### [WORK ITEM]
The entries are to be reproduced verbatim, with all pictures omitted.

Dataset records
*** Begin section ***

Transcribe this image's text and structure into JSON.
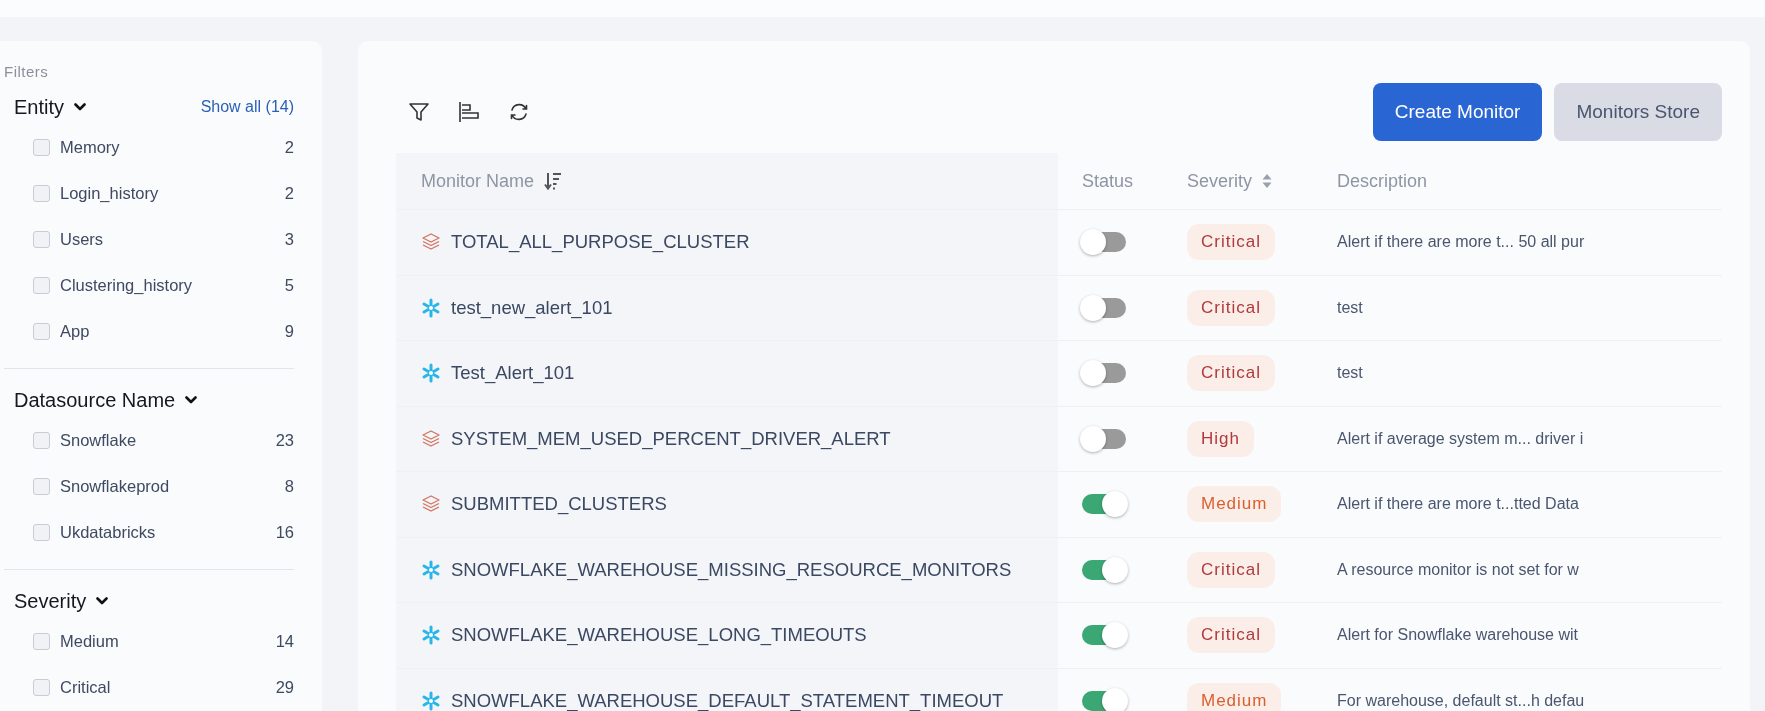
{
  "filters": {
    "title": "Filters",
    "groups": [
      {
        "title": "Entity",
        "show_all": "Show all (14)",
        "items": [
          {
            "label": "Memory",
            "count": "2",
            "checked": false
          },
          {
            "label": "Login_history",
            "count": "2",
            "checked": false
          },
          {
            "label": "Users",
            "count": "3",
            "checked": false
          },
          {
            "label": "Clustering_history",
            "count": "5",
            "checked": false
          },
          {
            "label": "App",
            "count": "9",
            "checked": false
          }
        ]
      },
      {
        "title": "Datasource Name",
        "items": [
          {
            "label": "Snowflake",
            "count": "23",
            "checked": false
          },
          {
            "label": "Snowflakeprod",
            "count": "8",
            "checked": false
          },
          {
            "label": "Ukdatabricks",
            "count": "16",
            "checked": false
          }
        ]
      },
      {
        "title": "Severity",
        "items": [
          {
            "label": "Medium",
            "count": "14",
            "checked": false
          },
          {
            "label": "Critical",
            "count": "29",
            "checked": false
          }
        ]
      }
    ]
  },
  "actions": {
    "create": "Create Monitor",
    "store": "Monitors Store"
  },
  "table": {
    "columns": [
      "Monitor Name",
      "Status",
      "Severity",
      "Description"
    ],
    "rows": [
      {
        "kind": "databricks",
        "name": "TOTAL_ALL_PURPOSE_CLUSTER",
        "on": false,
        "severity": "Critical",
        "color": "#b0393b",
        "description": "Alert if there are more t... 50 all pur"
      },
      {
        "kind": "snowflake",
        "name": "test_new_alert_101",
        "on": false,
        "severity": "Critical",
        "color": "#b0393b",
        "description": "test"
      },
      {
        "kind": "snowflake",
        "name": "Test_Alert_101",
        "on": false,
        "severity": "Critical",
        "color": "#b0393b",
        "description": "test"
      },
      {
        "kind": "databricks",
        "name": "SYSTEM_MEM_USED_PERCENT_DRIVER_ALERT",
        "on": false,
        "severity": "High",
        "color": "#b0393b",
        "description": "Alert if average system m... driver i"
      },
      {
        "kind": "databricks",
        "name": "SUBMITTED_CLUSTERS",
        "on": true,
        "severity": "Medium",
        "color": "#d9602e",
        "description": "Alert if there are more t...tted Data"
      },
      {
        "kind": "snowflake",
        "name": "SNOWFLAKE_WAREHOUSE_MISSING_RESOURCE_MONITORS",
        "on": true,
        "severity": "Critical",
        "color": "#b0393b",
        "description": "A resource monitor is not set for w"
      },
      {
        "kind": "snowflake",
        "name": "SNOWFLAKE_WAREHOUSE_LONG_TIMEOUTS",
        "on": true,
        "severity": "Critical",
        "color": "#b0393b",
        "description": "Alert for Snowflake warehouse wit"
      },
      {
        "kind": "snowflake",
        "name": "SNOWFLAKE_WAREHOUSE_DEFAULT_STATEMENT_TIMEOUT",
        "on": true,
        "severity": "Medium",
        "color": "#d9602e",
        "description": "For warehouse, default st...h defau"
      }
    ]
  }
}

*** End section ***

### [EXPECTED OUTPUT]
Transcribe this image's text and structure into JSON.
{
  "filters": {
    "title": "Filters",
    "groups": [
      {
        "title": "Entity",
        "show_all": "Show all (14)",
        "items": [
          {
            "label": "Memory",
            "count": "2",
            "checked": false
          },
          {
            "label": "Login_history",
            "count": "2",
            "checked": false
          },
          {
            "label": "Users",
            "count": "3",
            "checked": false
          },
          {
            "label": "Clustering_history",
            "count": "5",
            "checked": false
          },
          {
            "label": "App",
            "count": "9",
            "checked": false
          }
        ]
      },
      {
        "title": "Datasource Name",
        "items": [
          {
            "label": "Snowflake",
            "count": "23",
            "checked": false
          },
          {
            "label": "Snowflakeprod",
            "count": "8",
            "checked": false
          },
          {
            "label": "Ukdatabricks",
            "count": "16",
            "checked": false
          }
        ]
      },
      {
        "title": "Severity",
        "items": [
          {
            "label": "Medium",
            "count": "14",
            "checked": false
          },
          {
            "label": "Critical",
            "count": "29",
            "checked": false
          }
        ]
      }
    ]
  },
  "actions": {
    "create": "Create Monitor",
    "store": "Monitors Store"
  },
  "table": {
    "columns": [
      "Monitor Name",
      "Status",
      "Severity",
      "Description"
    ],
    "rows": [
      {
        "kind": "databricks",
        "name": "TOTAL_ALL_PURPOSE_CLUSTER",
        "on": false,
        "severity": "Critical",
        "color": "#b0393b",
        "description": "Alert if there are more t... 50 all pur"
      },
      {
        "kind": "snowflake",
        "name": "test_new_alert_101",
        "on": false,
        "severity": "Critical",
        "color": "#b0393b",
        "description": "test"
      },
      {
        "kind": "snowflake",
        "name": "Test_Alert_101",
        "on": false,
        "severity": "Critical",
        "color": "#b0393b",
        "description": "test"
      },
      {
        "kind": "databricks",
        "name": "SYSTEM_MEM_USED_PERCENT_DRIVER_ALERT",
        "on": false,
        "severity": "High",
        "color": "#b0393b",
        "description": "Alert if average system m... driver i"
      },
      {
        "kind": "databricks",
        "name": "SUBMITTED_CLUSTERS",
        "on": true,
        "severity": "Medium",
        "color": "#d9602e",
        "description": "Alert if there are more t...tted Data"
      },
      {
        "kind": "snowflake",
        "name": "SNOWFLAKE_WAREHOUSE_MISSING_RESOURCE_MONITORS",
        "on": true,
        "severity": "Critical",
        "color": "#b0393b",
        "description": "A resource monitor is not set for w"
      },
      {
        "kind": "snowflake",
        "name": "SNOWFLAKE_WAREHOUSE_LONG_TIMEOUTS",
        "on": true,
        "severity": "Critical",
        "color": "#b0393b",
        "description": "Alert for Snowflake warehouse wit"
      },
      {
        "kind": "snowflake",
        "name": "SNOWFLAKE_WAREHOUSE_DEFAULT_STATEMENT_TIMEOUT",
        "on": true,
        "severity": "Medium",
        "color": "#d9602e",
        "description": "For warehouse, default st...h defau"
      }
    ]
  }
}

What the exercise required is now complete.